Give as output the line that contains "What data populates", followed by every remaining line of the entries, unchanged and with nothing added.

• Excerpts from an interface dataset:
*** Begin section ***

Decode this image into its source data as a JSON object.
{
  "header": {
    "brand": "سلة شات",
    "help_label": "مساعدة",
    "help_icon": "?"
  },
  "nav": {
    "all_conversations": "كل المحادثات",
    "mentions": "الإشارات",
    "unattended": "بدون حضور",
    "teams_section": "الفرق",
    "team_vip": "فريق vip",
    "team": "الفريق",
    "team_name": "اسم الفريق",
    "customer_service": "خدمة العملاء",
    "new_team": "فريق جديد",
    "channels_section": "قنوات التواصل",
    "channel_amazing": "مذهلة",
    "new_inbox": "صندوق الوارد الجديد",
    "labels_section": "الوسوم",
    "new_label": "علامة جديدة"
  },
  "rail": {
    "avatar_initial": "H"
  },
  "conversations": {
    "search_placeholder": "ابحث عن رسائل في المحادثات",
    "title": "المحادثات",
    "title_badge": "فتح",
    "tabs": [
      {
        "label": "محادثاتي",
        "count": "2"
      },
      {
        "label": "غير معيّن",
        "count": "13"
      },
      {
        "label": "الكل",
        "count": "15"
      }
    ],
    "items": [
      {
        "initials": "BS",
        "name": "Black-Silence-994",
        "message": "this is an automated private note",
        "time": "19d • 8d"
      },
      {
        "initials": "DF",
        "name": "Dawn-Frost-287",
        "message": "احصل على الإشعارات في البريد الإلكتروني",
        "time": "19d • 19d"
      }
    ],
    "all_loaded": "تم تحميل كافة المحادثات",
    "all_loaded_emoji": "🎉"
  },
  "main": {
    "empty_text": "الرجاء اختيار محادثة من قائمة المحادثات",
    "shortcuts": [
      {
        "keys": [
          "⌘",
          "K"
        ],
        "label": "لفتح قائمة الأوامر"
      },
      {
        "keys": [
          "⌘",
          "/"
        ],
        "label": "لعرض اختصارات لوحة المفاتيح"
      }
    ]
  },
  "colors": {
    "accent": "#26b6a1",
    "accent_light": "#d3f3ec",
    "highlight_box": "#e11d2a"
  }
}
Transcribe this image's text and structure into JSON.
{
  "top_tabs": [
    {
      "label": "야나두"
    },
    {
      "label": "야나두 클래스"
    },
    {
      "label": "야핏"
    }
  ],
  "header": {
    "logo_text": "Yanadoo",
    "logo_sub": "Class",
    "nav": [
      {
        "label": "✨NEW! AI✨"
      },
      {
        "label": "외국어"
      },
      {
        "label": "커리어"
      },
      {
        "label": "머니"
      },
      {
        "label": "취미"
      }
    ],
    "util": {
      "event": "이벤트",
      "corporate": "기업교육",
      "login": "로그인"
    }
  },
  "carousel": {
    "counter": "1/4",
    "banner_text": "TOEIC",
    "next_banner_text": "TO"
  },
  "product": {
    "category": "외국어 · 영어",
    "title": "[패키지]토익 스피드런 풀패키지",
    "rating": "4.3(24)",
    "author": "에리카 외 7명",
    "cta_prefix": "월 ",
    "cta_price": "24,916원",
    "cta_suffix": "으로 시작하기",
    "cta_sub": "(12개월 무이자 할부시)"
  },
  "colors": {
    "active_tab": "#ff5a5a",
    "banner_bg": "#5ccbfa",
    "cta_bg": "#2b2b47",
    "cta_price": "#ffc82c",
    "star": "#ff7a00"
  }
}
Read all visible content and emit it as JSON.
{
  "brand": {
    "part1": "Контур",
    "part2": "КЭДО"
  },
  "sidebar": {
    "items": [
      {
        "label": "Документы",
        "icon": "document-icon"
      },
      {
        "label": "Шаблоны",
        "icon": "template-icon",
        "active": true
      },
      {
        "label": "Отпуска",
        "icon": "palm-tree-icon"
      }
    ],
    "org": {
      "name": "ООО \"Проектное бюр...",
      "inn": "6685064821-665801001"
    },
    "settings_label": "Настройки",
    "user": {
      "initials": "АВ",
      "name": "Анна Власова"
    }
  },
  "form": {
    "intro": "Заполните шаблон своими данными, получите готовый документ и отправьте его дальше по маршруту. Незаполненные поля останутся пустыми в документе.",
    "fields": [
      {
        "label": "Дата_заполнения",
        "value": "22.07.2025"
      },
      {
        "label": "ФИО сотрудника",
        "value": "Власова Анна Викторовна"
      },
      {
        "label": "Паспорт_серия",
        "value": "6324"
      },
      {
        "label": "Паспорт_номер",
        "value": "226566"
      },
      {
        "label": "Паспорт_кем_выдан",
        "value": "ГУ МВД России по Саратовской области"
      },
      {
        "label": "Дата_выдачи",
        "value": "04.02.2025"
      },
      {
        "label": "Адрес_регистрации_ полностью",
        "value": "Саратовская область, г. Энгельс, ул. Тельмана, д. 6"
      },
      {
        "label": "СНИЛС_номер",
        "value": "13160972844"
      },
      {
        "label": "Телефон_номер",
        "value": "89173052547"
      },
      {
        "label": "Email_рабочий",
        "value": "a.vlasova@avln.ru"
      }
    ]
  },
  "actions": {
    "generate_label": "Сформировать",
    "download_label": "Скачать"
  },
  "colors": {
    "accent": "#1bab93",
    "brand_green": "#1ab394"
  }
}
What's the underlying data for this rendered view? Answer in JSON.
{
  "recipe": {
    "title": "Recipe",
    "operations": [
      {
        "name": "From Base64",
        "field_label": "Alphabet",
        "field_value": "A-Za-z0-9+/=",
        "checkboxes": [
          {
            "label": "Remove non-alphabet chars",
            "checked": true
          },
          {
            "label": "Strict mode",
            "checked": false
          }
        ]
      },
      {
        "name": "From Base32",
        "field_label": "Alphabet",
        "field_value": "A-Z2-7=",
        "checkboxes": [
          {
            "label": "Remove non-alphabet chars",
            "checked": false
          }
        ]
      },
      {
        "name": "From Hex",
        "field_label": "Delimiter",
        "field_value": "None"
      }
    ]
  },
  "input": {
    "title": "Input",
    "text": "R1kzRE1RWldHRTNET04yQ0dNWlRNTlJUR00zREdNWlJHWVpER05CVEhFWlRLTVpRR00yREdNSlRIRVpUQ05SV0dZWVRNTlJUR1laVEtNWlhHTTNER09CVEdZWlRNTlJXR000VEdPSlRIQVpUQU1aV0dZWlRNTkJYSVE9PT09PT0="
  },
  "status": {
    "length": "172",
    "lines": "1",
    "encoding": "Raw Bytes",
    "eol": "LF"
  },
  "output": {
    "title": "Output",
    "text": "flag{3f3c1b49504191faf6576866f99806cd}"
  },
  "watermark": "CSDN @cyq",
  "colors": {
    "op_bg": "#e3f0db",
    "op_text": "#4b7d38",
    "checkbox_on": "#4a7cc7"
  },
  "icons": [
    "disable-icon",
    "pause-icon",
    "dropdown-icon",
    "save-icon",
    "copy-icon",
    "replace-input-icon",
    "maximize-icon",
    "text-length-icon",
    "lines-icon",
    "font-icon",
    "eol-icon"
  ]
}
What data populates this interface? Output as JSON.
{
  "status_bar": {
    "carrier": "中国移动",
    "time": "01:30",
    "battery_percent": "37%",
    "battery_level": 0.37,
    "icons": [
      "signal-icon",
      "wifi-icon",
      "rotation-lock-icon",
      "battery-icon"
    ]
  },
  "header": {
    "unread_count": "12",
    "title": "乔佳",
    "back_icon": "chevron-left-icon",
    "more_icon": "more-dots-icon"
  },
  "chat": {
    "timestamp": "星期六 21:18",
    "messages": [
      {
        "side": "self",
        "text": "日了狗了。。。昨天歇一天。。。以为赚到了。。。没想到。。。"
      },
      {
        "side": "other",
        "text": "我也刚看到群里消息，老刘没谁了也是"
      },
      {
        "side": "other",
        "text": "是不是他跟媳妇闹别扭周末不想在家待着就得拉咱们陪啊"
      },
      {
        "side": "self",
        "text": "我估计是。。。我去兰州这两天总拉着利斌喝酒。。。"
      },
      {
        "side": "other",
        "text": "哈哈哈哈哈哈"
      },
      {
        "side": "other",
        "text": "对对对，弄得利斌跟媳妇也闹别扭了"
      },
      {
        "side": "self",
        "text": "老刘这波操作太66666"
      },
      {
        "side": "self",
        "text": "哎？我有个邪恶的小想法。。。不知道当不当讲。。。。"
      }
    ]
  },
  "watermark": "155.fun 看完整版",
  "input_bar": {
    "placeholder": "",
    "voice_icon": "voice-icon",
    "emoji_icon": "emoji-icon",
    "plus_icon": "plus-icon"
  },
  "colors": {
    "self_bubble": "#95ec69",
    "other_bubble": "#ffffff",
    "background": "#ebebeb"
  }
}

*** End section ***

• ANSWER SPACE:
What data populates this interface? Output as JSON.
{
  "status_bar": {
    "carrier": "中国移动",
    "time": "01:30",
    "battery_percent": "37%",
    "battery_level": 0.37,
    "icons": [
      "signal-icon",
      "wifi-icon",
      "rotation-lock-icon",
      "battery-icon"
    ]
  },
  "header": {
    "unread_count": "12",
    "title": "乔佳",
    "back_icon": "chevron-left-icon",
    "more_icon": "more-dots-icon"
  },
  "chat": {
    "timestamp": "星期六 21:18",
    "messages": [
      {
        "side": "self",
        "text": "日了狗了。。。昨天歇一天。。。以为赚到了。。。没想到。。。"
      },
      {
        "side": "other",
        "text": "我也刚看到群里消息，老刘没谁了也是"
      },
      {
        "side": "other",
        "text": "是不是他跟媳妇闹别扭周末不想在家待着就得拉咱们陪啊"
      },
      {
        "side": "self",
        "text": "我估计是。。。我去兰州这两天总拉着利斌喝酒。。。"
      },
      {
        "side": "other",
        "text": "哈哈哈哈哈哈"
      },
      {
        "side": "other",
        "text": "对对对，弄得利斌跟媳妇也闹别扭了"
      },
      {
        "side": "self",
        "text": "老刘这波操作太66666"
      },
      {
        "side": "self",
        "text": "哎？我有个邪恶的小想法。。。不知道当不当讲。。。。"
      }
    ]
  },
  "watermark": "155.fun 看完整版",
  "input_bar": {
    "placeholder": "",
    "voice_icon": "voice-icon",
    "emoji_icon": "emoji-icon",
    "plus_icon": "plus-icon"
  },
  "colors": {
    "self_bubble": "#95ec69",
    "other_bubble": "#ffffff",
    "background": "#ebebeb"
  }
}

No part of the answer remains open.